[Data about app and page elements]
# # #
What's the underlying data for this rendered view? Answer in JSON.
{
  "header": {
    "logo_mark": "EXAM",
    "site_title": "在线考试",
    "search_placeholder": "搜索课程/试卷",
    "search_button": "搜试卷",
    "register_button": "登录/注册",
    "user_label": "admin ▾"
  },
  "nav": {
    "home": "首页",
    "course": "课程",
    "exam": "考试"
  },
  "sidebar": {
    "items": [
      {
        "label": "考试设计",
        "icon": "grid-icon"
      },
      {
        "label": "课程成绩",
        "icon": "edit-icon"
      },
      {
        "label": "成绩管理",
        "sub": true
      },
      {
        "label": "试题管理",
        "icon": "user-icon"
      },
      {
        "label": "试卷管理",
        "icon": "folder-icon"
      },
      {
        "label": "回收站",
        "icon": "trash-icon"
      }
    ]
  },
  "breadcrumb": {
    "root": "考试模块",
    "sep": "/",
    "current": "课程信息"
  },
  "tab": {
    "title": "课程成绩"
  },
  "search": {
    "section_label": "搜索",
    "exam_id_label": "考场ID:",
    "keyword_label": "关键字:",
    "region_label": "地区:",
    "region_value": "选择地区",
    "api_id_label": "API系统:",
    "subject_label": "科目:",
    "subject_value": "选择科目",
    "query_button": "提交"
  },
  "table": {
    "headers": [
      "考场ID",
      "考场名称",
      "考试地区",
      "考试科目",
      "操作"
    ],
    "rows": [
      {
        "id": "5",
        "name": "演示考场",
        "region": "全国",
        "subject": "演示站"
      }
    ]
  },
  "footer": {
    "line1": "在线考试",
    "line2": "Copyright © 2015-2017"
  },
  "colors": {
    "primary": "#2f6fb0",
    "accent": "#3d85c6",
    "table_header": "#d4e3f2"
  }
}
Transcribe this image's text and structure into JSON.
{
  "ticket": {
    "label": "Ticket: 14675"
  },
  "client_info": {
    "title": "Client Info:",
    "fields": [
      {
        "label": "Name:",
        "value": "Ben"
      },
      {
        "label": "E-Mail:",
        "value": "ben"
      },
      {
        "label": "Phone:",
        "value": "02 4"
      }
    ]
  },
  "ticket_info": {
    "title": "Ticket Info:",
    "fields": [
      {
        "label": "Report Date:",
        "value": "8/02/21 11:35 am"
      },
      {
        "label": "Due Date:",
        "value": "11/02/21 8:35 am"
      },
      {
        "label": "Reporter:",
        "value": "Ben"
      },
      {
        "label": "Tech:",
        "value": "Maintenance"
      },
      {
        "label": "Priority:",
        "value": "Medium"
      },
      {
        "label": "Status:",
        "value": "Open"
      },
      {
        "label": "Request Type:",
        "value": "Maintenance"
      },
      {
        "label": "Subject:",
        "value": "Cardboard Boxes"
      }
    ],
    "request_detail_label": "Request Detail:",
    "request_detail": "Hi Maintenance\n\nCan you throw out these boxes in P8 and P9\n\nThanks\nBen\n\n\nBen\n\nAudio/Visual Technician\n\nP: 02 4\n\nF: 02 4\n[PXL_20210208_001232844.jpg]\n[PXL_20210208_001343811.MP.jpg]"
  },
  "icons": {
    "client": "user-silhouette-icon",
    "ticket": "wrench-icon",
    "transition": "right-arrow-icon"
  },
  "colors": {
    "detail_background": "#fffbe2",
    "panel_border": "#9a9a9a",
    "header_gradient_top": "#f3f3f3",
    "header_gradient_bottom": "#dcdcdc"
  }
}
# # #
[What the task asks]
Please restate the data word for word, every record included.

[Task response]
What's the underlying data for this rendered view? Answer in JSON.
{
  "header": {
    "logo_mark": "EXAM",
    "site_title": "在线考试",
    "search_placeholder": "搜索课程/试卷",
    "search_button": "搜试卷",
    "register_button": "登录/注册",
    "user_label": "admin ▾"
  },
  "nav": {
    "home": "首页",
    "course": "课程",
    "exam": "考试"
  },
  "sidebar": {
    "items": [
      {
        "label": "考试设计",
        "icon": "grid-icon"
      },
      {
        "label": "课程成绩",
        "icon": "edit-icon"
      },
      {
        "label": "成绩管理",
        "sub": true
      },
      {
        "label": "试题管理",
        "icon": "user-icon"
      },
      {
        "label": "试卷管理",
        "icon": "folder-icon"
      },
      {
        "label": "回收站",
        "icon": "trash-icon"
      }
    ]
  },
  "breadcrumb": {
    "root": "考试模块",
    "sep": "/",
    "current": "课程信息"
  },
  "tab": {
    "title": "课程成绩"
  },
  "search": {
    "section_label": "搜索",
    "exam_id_label": "考场ID:",
    "keyword_label": "关键字:",
    "region_label": "地区:",
    "region_value": "选择地区",
    "api_id_label": "API系统:",
    "subject_label": "科目:",
    "subject_value": "选择科目",
    "query_button": "提交"
  },
  "table": {
    "headers": [
      "考场ID",
      "考场名称",
      "考试地区",
      "考试科目",
      "操作"
    ],
    "rows": [
      {
        "id": "5",
        "name": "演示考场",
        "region": "全国",
        "subject": "演示站"
      }
    ]
  },
  "footer": {
    "line1": "在线考试",
    "line2": "Copyright © 2015-2017"
  },
  "colors": {
    "primary": "#2f6fb0",
    "accent": "#3d85c6",
    "table_header": "#d4e3f2"
  }
}
Transcribe this image's text and structure into JSON.
{
  "ticket": {
    "label": "Ticket: 14675"
  },
  "client_info": {
    "title": "Client Info:",
    "fields": [
      {
        "label": "Name:",
        "value": "Ben"
      },
      {
        "label": "E-Mail:",
        "value": "ben"
      },
      {
        "label": "Phone:",
        "value": "02 4"
      }
    ]
  },
  "ticket_info": {
    "title": "Ticket Info:",
    "fields": [
      {
        "label": "Report Date:",
        "value": "8/02/21 11:35 am"
      },
      {
        "label": "Due Date:",
        "value": "11/02/21 8:35 am"
      },
      {
        "label": "Reporter:",
        "value": "Ben"
      },
      {
        "label": "Tech:",
        "value": "Maintenance"
      },
      {
        "label": "Priority:",
        "value": "Medium"
      },
      {
        "label": "Status:",
        "value": "Open"
      },
      {
        "label": "Request Type:",
        "value": "Maintenance"
      },
      {
        "label": "Subject:",
        "value": "Cardboard Boxes"
      }
    ],
    "request_detail_label": "Request Detail:",
    "request_detail": "Hi Maintenance\n\nCan you throw out these boxes in P8 and P9\n\nThanks\nBen\n\n\nBen\n\nAudio/Visual Technician\n\nP: 02 4\n\nF: 02 4\n[PXL_20210208_001232844.jpg]\n[PXL_20210208_001343811.MP.jpg]"
  },
  "icons": {
    "client": "user-silhouette-icon",
    "ticket": "wrench-icon",
    "transition": "right-arrow-icon"
  },
  "colors": {
    "detail_background": "#fffbe2",
    "panel_border": "#9a9a9a",
    "header_gradient_top": "#f3f3f3",
    "header_gradient_bottom": "#dcdcdc"
  }
}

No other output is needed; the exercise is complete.